Last week, I was watching a speech by Charlie Munger, Warren Buffet’s right hand man.
In it, Munger said:
“One idea [investors] use is one Benjamin Graham borrowed from engineering, which is the concept of a margin of safety.
In other words, factoring all the probabilities, you want a margin of safety in what you’re doing. And that’s a very good concept when you’re designing a bridge, and it’s a very good concept when you’re making an investment. You want something will handle the mischances from life and still do well.”
Great advice. And, given your business is the biggest investment you’ll ever make – whether it’s money, time, hope … let’s think about to build a margin of safety into it.
Businesses designed to fail
10 years ago – when everyone thought SEO was the be-all and end-all – I warned that, if the only way you can get customers is through SEO, then you don’t have a business … all you have is Google rankings.
Some people listened. Some didn’t. Those who did are more likely to still be around today.
But it goes beyond free traffic. I’ve known businesses that depended on Yellow Pages ads or newspaper ads. Neither of these is anywhere as effective as it used to be.
Online paid ads aren’t immune either. Adwords had its own cull when the ads disappeared from the right hand side. And recent stats from America suggest Facebook users are visiting the site 44% less often. So there are fewer ad impressions on that as well.
So, if history tells us we can’t rely on any single traffic source, then the solution must be …
Jay Abraham’s Parthenon Principle
Marketing guru, Jay Abraham came up with what he calls “The diving board v the Parthenon”. Back in the 1990s, he explained it like this…
“I believe you build your success foundation on pillars. I’m going to call it the diving board versus the Parthenon analogy. Most businesses I look at would be built as a diving board.
Imagine a diving board with only one post supporting the board — the board is your foundation.
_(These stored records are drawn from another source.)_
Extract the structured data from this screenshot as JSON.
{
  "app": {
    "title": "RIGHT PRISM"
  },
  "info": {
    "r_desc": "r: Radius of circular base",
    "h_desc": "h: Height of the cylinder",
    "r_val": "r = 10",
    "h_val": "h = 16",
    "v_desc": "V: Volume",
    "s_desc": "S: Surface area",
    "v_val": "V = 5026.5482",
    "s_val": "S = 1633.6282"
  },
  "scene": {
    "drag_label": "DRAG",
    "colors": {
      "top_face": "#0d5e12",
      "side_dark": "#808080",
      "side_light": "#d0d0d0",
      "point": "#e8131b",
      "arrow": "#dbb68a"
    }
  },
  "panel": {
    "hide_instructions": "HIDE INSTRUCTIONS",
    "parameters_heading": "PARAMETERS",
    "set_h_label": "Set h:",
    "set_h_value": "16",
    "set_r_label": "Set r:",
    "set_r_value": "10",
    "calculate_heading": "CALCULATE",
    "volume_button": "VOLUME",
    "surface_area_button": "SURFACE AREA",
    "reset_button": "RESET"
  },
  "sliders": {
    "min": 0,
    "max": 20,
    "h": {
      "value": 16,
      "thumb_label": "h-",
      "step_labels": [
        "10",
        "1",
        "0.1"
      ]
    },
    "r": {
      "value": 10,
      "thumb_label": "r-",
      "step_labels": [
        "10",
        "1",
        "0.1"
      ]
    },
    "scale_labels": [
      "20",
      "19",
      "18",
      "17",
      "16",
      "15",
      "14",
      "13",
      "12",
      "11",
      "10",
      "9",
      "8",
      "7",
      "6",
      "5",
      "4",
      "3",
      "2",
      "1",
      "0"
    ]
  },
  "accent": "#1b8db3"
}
The post is the method or the mechanism depend on to generate all your sales and sustained growth.
What is a diving board by nature, what does it do? It goes down. If the one post that you’ve built your business on either gets saturated or stops being effective, you’re in trouble.
So, basically my goal for a client or someone attending my seminar is to systematically build their business on multiple pillars that support it.
One pillar can be whatever they do now: the next pillar will be another alternative form of selling or of generating business or of lead generating. It can be that one facet of your business is direct selling, another facet telephone marketing, another facet joint ventures or strategic alliances, and still another can be contingency or shared revenue selling with advertising mediums like radio stations — and the list goes on and on.
If one of these pillars goes out, it’s a nagging inconvenience that may eliminate 10 percent of your business, but it will not debilitate or terminate your ability to exist.
I approach every pillar as what I’ll call an innovative profit center. You should never do anything that doesn’t produce a profitable outcome for you or that doesn’t basically dovetail together and reinforce everything else you do.”
Why this is even easier today
That was back in the 1990s (he still teaches this principle today). But, thanks to the internet, it’s even easier today. Your Parthenon could be:
- Display/content networks
- Selling via Amazon (even if you don’t sell physical products)
- Referral systems/invite a friend programmes
- Facebook ads
- Twitter ads
- Linked in
- Affiliate programmes and joint ventures
And that’s assuming it’s all online. I know businesses that are doing very well from direct mail, radio, and PR. Or, if you’re in B2B and have trade magazines, they can be great ways to get leads.
It’s all about finding marketing channels that make sense for your business… and, if you want to stay in business, lots of them.
All the best,
P.S. Next year will be my 13th year as a marketing consultant. That means I’ve seen dozens of different models – B2B and B2C – using all sorts of marketing channels. So, if you’d like help building your Parthenon, and think it makes sense to lean on my experience, rather than trying to do it alone, drop me an email.